Basil has been used for centuries for its medicinal attributes. New studies have found that phenolics found in the herb act as antioxidants. In fact, purple basil has about half the amount found in green tea.

Basil is also said to reduce DNA oxidative damage to slow the growth of leukemia cells. It can aid in relieving an upset stomach, works as a muscle relaxant, and has analgesic properties, which is something to consider before you reach for the aspirin.

For a headache, pour hot water over a bowl of bruised leaves. Hang your head over the bowl and cover the bowl and your head with a towel. Inhale the aromatic steam.

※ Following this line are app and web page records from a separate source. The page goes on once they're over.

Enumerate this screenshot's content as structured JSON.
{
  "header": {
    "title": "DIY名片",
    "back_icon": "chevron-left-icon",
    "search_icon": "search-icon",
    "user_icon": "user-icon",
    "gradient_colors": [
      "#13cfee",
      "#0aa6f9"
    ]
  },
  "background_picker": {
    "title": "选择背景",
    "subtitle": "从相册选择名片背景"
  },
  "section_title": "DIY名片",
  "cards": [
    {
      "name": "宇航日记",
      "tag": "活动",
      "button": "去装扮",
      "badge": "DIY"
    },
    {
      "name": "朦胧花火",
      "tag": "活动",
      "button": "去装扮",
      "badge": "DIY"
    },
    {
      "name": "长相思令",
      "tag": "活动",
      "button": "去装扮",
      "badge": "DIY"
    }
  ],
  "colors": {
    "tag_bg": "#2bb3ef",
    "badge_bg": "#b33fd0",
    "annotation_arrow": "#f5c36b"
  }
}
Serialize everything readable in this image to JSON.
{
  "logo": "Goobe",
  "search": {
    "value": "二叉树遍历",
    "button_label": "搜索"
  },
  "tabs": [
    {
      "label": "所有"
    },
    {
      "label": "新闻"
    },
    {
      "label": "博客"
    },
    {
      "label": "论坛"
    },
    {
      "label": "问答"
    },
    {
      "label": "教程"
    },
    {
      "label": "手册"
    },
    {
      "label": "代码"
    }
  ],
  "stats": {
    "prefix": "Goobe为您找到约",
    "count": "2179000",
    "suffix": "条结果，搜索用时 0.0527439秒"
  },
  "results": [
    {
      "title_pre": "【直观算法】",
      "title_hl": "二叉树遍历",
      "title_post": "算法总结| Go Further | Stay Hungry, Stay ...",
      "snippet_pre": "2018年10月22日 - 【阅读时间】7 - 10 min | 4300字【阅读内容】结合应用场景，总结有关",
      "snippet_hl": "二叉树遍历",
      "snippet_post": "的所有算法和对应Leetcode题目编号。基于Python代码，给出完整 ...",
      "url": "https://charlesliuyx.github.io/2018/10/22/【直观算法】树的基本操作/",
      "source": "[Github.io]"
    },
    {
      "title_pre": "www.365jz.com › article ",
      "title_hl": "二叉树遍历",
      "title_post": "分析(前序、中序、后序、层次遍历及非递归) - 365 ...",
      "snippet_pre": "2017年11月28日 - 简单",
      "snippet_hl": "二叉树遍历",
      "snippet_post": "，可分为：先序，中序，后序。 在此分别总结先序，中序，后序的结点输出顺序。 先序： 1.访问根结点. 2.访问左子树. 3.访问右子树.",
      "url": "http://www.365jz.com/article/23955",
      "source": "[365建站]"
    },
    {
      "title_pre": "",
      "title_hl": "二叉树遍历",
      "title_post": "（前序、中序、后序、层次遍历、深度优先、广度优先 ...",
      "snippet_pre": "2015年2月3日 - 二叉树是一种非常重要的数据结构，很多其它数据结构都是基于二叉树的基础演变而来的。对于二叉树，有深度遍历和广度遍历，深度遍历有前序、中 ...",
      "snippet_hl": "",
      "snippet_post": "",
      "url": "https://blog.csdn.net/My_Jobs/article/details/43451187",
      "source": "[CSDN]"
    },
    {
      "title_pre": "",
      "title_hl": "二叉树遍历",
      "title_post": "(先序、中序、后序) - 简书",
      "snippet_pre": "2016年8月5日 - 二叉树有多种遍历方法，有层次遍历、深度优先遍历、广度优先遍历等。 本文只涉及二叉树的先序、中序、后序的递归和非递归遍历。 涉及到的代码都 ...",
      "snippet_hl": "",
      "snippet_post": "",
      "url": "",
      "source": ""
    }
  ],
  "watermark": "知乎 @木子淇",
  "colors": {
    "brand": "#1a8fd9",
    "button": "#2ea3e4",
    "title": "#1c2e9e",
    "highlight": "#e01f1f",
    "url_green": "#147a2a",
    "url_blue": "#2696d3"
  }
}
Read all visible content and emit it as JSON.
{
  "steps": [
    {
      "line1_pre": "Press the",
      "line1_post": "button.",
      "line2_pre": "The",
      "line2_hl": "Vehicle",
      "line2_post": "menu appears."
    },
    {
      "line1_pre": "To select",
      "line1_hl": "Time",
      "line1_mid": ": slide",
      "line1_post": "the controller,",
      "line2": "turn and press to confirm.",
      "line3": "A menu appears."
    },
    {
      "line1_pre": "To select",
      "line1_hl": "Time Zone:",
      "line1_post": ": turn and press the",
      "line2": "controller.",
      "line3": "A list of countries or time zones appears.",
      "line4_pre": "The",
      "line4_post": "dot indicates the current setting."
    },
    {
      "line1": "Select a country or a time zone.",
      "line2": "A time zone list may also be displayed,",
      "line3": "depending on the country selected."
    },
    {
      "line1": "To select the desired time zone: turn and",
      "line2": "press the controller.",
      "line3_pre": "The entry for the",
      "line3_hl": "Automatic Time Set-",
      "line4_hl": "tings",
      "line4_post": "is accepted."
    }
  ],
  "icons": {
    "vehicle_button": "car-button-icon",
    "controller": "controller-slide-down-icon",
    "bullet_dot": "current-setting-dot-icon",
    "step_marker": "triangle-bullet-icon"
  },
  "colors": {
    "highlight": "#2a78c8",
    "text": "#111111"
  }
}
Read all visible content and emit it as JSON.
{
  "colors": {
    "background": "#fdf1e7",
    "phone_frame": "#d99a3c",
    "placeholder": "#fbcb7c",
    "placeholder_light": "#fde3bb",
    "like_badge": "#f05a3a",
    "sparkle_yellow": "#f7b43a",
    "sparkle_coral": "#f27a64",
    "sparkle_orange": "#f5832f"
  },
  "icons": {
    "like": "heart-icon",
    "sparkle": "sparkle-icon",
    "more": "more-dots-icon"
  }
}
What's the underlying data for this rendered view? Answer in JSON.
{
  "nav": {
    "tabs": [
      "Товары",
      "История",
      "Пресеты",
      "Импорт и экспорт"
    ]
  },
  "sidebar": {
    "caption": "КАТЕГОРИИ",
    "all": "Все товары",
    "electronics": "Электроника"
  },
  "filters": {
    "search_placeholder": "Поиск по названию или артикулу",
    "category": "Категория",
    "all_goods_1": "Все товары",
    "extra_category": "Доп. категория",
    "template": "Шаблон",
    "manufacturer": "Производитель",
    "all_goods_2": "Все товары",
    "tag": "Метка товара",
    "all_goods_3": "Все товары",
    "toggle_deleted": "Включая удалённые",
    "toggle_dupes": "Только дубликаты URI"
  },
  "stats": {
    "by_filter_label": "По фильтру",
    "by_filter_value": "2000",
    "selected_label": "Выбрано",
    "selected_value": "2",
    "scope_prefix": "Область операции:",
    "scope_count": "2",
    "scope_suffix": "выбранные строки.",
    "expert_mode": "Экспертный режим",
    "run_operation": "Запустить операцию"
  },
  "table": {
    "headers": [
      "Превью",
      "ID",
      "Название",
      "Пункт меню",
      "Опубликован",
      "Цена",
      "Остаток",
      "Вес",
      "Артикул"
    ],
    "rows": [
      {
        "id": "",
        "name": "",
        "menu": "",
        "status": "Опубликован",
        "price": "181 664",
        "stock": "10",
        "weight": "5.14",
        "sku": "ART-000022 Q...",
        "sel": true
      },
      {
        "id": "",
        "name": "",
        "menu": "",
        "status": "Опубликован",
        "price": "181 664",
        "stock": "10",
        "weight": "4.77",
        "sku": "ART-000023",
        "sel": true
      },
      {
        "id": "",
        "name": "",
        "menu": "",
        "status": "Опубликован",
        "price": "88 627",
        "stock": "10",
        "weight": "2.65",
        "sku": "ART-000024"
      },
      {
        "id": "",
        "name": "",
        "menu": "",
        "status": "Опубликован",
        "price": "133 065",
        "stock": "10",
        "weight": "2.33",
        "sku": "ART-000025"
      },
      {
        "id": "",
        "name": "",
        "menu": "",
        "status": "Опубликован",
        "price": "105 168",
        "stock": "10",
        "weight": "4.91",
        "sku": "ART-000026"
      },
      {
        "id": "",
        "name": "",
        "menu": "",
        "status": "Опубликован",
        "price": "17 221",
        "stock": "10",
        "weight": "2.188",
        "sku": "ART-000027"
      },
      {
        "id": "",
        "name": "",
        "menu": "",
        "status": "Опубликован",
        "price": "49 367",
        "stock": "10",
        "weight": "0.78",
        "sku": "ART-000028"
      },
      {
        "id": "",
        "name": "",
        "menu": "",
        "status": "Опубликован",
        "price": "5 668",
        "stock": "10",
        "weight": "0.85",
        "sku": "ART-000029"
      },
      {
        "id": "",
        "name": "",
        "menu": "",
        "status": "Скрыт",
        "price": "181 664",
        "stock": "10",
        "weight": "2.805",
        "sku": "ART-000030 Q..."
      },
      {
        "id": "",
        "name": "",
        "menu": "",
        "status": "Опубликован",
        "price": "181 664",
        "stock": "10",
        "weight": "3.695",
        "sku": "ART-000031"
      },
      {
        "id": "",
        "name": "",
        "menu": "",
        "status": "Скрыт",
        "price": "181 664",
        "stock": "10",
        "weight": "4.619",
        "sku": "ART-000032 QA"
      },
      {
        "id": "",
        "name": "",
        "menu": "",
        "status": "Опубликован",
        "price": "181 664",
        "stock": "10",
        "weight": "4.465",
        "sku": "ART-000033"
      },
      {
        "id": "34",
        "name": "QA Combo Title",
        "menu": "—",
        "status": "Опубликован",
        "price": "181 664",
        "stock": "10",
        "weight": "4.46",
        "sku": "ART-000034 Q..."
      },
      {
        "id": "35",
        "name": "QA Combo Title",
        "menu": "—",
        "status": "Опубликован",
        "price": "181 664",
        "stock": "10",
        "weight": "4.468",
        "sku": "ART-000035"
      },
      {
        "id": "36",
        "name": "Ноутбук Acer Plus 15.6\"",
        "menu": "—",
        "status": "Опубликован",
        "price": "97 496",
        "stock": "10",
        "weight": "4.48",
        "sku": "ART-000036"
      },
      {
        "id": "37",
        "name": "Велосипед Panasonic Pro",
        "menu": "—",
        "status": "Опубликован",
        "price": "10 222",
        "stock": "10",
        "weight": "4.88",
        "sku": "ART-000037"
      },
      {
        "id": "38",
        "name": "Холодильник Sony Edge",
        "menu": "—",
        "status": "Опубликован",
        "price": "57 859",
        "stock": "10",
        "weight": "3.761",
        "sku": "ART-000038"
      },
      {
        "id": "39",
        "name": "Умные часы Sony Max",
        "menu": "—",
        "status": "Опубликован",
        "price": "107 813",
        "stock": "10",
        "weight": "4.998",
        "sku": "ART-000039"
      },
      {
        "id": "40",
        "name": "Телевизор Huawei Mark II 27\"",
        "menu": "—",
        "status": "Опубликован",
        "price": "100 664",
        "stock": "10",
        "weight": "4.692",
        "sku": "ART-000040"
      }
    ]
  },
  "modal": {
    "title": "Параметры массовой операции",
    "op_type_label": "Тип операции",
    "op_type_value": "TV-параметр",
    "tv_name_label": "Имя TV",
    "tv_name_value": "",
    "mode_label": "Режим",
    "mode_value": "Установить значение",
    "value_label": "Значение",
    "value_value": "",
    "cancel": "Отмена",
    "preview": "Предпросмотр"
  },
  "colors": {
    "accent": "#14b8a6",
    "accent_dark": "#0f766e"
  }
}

Another easy way to reap the benefits of this herbal plant is by making a tea. Simply chop some fresh basil and add it to a teapot full of water – three tablespoons (44 mL.) to two cups (half a liter). Allow to steep for five minutes and then strain the leaves from the tea. If you like, sweeten the tea with honey or stevia.

Basil also acts as an antiseptic and can aid in clearing acne. Infuse basil in oil such as jojoba or olive oil and allow to sit for three to six weeks. Use the oil to soothe insect bites or rub into sore muscles.

Other Basil Plant Uses

A century of use validates basil plants as a medicinal herb and, of course, it’s already made its mark in the culinary world, but there are still some other, more unusual, ways to use basil in the kitchen.

Use basil in place of lettuce on sandwiches or even as a wrap. Add basil (a little dab is all you need) and the juice of a lemon to an ice cream base for homemade ice cream. Make basil herb butter which can be frozen for later use. If you want a DIY gift project, try making soap from the herb.

If you don’t have the time to make pesto but need a quick way to preserve an overabundance of basil leaves, add them to a food processor. Pulse with a tiny bit of water until smooth. Pour the pureed basil into ice cube trays and freeze. When the cubes are frozen, pop them out of the tray and place them in a sealed plastic bag and back in the freezer for use later in sauces or soups.

Amy Grant

Amy Grant has been gardening for 30 years and writing for 15. A professional chef and caterer, Amy's area of expertise is culinary gardening.